-- The task --
Count every line in this listing that has "Metro". Reply with only the total.
--- START ---
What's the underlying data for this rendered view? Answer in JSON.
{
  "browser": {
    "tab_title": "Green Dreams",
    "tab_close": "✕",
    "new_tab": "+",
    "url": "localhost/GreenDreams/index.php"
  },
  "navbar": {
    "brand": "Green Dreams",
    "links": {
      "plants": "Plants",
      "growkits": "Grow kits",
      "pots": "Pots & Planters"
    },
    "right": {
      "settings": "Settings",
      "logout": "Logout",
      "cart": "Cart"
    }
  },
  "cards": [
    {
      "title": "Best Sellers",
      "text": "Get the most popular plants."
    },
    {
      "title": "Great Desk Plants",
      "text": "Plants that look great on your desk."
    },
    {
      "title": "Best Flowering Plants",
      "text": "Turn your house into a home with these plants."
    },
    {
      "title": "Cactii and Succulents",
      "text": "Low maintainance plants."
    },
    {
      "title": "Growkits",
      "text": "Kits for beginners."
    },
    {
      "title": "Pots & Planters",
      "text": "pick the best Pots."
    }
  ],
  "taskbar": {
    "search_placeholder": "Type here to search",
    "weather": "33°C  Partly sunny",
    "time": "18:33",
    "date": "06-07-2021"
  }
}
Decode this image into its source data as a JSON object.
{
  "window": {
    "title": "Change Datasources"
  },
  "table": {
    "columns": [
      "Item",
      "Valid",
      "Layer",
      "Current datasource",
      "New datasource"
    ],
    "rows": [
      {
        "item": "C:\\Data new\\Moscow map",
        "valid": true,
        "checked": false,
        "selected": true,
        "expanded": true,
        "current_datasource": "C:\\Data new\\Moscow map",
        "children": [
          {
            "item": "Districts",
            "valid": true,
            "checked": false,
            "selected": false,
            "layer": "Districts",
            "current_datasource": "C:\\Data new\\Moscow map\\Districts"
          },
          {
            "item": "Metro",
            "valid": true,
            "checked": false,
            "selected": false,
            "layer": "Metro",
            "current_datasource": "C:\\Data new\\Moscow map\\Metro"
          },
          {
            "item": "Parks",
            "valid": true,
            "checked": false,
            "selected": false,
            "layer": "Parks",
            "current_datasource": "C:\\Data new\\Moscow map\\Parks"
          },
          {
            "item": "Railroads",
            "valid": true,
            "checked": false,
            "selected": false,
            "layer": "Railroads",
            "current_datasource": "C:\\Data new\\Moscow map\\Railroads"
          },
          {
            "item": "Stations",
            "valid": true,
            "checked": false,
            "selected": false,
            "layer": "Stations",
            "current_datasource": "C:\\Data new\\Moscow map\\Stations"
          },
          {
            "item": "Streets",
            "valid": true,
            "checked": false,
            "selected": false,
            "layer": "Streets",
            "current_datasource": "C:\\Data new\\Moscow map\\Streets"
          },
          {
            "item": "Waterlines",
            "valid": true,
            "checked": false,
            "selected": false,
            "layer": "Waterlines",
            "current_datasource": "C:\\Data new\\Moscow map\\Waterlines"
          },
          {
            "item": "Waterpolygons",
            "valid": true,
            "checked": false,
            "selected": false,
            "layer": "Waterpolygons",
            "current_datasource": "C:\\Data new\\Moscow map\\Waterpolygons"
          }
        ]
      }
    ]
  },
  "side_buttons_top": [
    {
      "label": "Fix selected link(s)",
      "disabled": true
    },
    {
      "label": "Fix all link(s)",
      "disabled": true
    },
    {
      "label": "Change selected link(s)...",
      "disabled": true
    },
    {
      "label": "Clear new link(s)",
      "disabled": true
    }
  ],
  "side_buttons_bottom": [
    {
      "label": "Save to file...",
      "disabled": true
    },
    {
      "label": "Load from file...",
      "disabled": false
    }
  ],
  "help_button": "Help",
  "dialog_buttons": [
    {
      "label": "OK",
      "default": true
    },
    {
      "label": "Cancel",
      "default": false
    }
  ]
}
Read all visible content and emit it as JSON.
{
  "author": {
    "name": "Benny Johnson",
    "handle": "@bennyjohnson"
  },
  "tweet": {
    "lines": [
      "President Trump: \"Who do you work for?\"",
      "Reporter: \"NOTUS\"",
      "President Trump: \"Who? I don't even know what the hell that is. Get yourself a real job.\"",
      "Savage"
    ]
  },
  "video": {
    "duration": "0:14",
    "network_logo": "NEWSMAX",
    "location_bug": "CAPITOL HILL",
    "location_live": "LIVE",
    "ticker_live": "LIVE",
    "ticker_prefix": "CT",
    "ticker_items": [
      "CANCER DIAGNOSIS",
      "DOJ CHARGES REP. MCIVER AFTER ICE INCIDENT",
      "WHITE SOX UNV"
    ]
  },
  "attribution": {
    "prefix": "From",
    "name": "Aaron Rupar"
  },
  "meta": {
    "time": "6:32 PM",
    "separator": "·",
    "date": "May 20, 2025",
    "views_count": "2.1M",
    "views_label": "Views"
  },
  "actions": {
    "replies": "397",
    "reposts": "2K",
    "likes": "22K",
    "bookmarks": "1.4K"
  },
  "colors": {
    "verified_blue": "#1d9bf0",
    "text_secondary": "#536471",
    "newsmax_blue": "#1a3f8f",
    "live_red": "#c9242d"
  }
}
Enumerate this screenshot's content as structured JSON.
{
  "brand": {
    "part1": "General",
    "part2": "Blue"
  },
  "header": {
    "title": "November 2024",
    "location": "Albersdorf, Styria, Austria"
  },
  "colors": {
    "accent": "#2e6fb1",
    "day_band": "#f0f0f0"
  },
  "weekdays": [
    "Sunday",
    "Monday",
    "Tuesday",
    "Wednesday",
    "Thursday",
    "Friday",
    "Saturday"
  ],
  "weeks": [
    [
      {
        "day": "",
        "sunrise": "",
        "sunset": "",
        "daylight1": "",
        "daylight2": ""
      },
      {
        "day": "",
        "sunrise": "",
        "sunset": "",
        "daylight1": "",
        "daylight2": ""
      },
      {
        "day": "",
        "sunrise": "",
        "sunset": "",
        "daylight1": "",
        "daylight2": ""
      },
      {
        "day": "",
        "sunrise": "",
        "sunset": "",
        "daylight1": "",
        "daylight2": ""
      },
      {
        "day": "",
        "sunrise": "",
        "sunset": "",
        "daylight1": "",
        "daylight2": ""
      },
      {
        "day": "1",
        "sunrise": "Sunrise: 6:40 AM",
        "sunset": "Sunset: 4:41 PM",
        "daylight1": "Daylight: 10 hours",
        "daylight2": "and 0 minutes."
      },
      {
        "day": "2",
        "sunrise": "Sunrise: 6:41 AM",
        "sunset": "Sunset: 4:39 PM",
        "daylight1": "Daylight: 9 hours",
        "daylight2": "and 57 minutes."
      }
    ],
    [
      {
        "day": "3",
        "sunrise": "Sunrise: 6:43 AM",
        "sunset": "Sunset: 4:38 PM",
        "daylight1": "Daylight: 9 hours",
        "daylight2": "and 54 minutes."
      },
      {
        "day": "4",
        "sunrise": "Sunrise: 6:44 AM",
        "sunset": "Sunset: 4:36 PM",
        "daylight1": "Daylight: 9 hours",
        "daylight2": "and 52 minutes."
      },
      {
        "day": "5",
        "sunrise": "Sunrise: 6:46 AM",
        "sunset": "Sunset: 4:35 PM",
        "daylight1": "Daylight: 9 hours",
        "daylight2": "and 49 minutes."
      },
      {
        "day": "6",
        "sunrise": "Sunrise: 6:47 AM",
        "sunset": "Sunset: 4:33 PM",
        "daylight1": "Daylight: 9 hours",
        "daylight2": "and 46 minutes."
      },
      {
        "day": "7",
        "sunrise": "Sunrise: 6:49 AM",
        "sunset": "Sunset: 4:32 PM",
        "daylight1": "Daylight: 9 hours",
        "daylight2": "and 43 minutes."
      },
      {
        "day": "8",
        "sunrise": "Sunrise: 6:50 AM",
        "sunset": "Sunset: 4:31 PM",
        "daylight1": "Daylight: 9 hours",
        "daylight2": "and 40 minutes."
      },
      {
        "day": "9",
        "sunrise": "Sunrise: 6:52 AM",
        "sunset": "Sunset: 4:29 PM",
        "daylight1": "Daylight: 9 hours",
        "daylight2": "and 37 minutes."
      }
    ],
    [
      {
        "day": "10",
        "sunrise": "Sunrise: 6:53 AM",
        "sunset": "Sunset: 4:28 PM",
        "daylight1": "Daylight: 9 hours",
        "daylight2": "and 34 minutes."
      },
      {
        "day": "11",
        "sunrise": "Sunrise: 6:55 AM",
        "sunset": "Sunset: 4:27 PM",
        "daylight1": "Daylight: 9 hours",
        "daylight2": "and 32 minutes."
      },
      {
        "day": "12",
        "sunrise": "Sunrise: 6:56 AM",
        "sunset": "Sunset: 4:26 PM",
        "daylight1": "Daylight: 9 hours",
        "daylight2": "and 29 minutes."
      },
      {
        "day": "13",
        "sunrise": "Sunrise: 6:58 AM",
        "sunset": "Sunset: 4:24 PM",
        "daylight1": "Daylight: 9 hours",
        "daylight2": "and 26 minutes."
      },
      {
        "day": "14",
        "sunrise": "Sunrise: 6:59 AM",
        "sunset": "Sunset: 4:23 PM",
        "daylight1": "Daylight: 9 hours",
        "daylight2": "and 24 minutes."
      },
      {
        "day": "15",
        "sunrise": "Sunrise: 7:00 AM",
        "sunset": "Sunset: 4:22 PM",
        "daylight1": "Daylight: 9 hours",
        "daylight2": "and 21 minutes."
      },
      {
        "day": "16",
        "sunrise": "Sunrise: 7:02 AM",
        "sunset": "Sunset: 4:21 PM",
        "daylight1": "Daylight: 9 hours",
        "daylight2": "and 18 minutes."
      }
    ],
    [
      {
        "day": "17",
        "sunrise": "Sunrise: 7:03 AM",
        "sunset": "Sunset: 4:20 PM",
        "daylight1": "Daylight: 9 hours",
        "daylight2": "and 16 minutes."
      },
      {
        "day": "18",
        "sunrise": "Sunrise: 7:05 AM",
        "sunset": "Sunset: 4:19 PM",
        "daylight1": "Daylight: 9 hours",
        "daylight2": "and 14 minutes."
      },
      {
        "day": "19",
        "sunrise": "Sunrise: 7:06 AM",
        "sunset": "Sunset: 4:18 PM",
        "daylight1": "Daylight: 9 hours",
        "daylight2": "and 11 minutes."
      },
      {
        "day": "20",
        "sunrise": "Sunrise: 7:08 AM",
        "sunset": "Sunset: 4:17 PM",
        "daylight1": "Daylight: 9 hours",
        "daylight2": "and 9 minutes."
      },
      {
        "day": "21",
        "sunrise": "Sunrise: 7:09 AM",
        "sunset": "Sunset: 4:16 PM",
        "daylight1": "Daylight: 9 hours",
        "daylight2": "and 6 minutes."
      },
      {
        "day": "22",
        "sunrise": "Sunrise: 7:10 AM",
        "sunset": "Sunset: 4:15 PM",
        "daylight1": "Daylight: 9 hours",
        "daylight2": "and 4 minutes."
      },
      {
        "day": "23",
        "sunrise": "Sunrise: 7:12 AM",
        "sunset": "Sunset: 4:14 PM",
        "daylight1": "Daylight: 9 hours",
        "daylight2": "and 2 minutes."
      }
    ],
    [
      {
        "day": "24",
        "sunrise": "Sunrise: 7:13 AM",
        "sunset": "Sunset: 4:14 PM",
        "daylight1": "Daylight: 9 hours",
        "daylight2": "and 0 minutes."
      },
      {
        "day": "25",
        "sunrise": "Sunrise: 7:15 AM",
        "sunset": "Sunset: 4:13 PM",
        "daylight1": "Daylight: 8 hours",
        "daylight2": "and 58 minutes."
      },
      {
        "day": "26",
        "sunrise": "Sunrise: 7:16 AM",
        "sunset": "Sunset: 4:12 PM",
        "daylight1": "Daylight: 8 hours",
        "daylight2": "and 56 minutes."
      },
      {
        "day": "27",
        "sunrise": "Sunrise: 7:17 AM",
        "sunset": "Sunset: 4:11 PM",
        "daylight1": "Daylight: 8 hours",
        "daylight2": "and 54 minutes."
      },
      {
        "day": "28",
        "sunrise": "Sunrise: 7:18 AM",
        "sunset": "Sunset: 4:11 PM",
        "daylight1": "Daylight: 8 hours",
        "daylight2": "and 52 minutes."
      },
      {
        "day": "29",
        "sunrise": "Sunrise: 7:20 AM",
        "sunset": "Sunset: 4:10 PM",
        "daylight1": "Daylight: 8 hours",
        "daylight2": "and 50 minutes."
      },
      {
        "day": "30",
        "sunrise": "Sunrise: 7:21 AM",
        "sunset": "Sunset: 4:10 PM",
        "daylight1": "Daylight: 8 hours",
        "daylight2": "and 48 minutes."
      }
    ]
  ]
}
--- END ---
-- Completed task --
3